MINI has released pricing for its 2011 lineup, including the initial pricing for the all-new 2011 MINI Cooper Countryman crossover. The premium compact automaker has elected to introduce small increases across the board for each of its existing models, riding on a wave of popularity that has seen the brand weather the current recession quite well despite the falling sales of some of its competitors. While the price increases are not enormous - each bump in MSRP falls in the $600 to $750 range - their effect stretches beyond mere numbers for the BMW-owned subsidiary and points to the philosophy now guiding the MINI brand.
Perhaps most important is the fact that buyers purchasing a base 2011 MINI Cooper hardtop coupe buyers must now shell out $20,100. The MINI Cooper has finally crested the $20,000 barrier, and after starting at an MSRP of $19,500 for 2010 this pushes the pint-sized compact car into another universe for cost-conscious new car shoppers. Driving home in the 2011 MINI Cooper Clubman wagon demands a payment of $21,800, while the 2011 MINI Cooper convertible checks in with an MSRP of $25,550.
MINI also makes high performance S editions of each of these vehicles available for an additional charge, introducing sport-spec suspensions and more powerful engines to entice buyers to part with additional hard-earned dollars. The price of admission to the MINI Cooper S experience is a $3,000 to $3,600 premium for those interested in the 2011 MINI Cooper S convertible (MSRP $28,550) and the 2011 MINI Cooper S hardtop (MSRP $23,700). The MINI Cooper S Clubman extracts an extra $100, costing more than $3,700 over the base MINI Cooper Clubman (MSRP $25,550).
The 2011 MINI Cooper Countryman offers the greatest range of potential pricing thanks to the availability of both an S edition and an all-wheel drive configuration. According to Inside Line, the base 2011 MINI Cooper Countryman MSRP is $22,350, which puts the crossover just above the entry-level Clubman.

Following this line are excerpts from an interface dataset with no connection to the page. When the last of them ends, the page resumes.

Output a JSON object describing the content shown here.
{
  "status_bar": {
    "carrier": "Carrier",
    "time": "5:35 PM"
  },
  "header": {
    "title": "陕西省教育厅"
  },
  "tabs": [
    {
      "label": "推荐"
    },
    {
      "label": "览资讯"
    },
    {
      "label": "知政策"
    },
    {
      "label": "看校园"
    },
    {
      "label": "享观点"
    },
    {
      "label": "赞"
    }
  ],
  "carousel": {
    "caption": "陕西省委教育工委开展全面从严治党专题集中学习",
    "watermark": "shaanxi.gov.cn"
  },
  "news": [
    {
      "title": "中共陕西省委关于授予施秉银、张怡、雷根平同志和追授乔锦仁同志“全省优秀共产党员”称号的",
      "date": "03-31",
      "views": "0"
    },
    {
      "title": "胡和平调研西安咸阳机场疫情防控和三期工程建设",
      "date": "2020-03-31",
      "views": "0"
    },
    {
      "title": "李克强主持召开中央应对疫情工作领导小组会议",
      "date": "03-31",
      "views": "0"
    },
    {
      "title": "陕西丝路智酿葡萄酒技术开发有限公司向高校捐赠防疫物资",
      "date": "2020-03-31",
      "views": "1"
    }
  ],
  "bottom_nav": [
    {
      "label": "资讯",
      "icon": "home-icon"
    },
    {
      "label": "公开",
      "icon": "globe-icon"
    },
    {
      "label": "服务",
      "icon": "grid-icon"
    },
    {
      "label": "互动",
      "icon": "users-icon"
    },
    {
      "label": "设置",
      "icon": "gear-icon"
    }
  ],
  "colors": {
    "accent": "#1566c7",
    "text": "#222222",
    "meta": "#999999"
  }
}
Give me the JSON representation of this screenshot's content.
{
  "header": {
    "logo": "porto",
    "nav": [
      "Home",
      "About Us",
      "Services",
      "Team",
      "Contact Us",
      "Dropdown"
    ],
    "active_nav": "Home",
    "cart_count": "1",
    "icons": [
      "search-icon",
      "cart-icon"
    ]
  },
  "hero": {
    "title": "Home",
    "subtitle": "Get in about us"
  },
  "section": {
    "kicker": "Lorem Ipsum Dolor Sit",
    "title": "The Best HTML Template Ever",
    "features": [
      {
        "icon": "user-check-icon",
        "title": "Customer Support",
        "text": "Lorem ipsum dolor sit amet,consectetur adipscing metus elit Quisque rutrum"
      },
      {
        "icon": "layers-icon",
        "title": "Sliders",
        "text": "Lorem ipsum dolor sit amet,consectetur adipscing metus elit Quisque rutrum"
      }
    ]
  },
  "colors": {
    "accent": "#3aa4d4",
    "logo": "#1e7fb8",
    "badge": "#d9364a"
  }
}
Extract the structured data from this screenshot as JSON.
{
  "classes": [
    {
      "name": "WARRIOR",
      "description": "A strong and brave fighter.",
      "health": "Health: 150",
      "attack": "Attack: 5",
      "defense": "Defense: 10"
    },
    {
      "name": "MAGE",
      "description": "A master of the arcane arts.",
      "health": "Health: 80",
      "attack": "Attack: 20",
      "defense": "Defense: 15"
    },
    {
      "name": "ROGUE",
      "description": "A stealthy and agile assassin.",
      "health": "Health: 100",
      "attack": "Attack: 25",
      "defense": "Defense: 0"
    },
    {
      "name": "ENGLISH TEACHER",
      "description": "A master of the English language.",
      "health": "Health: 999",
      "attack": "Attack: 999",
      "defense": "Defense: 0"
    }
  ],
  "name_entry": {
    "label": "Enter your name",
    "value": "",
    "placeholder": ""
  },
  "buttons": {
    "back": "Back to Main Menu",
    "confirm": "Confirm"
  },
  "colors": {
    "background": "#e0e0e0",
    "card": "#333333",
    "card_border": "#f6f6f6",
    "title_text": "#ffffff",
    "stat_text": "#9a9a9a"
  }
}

Upgrading to the 2011 MINI Cooper S Countryman brings with it a new price tag of $25,950, while the top of the line MINI Cooper S Countryman ALL4 (featuring all-wheel drive) boasts an MSRP of $27,650.
The decision to push the MINI brand further up-market is evident not just from the lack of a sub-$20k model in the 2011 lineup, but also by taking a look at the options and packages available on most MINI vehicles. For S models in particular, it is not difficult to add items such as navigation, a Premium package bundling together a sunroof, automatic climate control and an upgraded stereo system, or an automatic transmission and eventually arrive at a $30,000 sticker price. This is rarefied air for any compact car, even one backed by MINI's cachet, and at this price point potentials buyers could begin to cross-shop the vehicle against some more competitive luxury or sporty options from a wide variety of automakers.
MINI has managed to find its niche and dominate it for the past decade, taking on all premium compact car comers and emerging the victor at the end of each model year in terms of sales and profits. This new trend of moving prices on up into territory staked out by well-established brands could result in a wake-up call for the car company that might convince the powers that be to once again focus on the entry-level premium segment that has served the company so well for so long.